**Task requirements**
Copy each line of the data below with the word "heading".

[Records excerpted from a collection]
Segment Open
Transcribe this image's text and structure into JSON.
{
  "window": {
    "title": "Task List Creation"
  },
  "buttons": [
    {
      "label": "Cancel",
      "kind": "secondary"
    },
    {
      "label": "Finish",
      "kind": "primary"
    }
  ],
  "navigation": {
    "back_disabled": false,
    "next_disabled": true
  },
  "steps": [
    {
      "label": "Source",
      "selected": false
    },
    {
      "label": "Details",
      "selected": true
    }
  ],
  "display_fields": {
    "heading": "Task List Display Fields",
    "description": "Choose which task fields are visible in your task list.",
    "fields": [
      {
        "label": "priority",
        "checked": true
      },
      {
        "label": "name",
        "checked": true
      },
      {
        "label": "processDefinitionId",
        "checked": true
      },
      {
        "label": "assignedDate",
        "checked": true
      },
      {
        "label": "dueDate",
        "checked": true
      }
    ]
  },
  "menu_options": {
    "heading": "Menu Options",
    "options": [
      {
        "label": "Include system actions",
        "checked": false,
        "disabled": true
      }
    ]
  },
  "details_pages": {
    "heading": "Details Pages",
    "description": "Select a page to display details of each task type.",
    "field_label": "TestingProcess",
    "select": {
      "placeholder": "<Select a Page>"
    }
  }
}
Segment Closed
**Result of this task**
    "heading": "Task List Display Fields",
    "heading": "Menu Options",
    "heading": "Details Pages",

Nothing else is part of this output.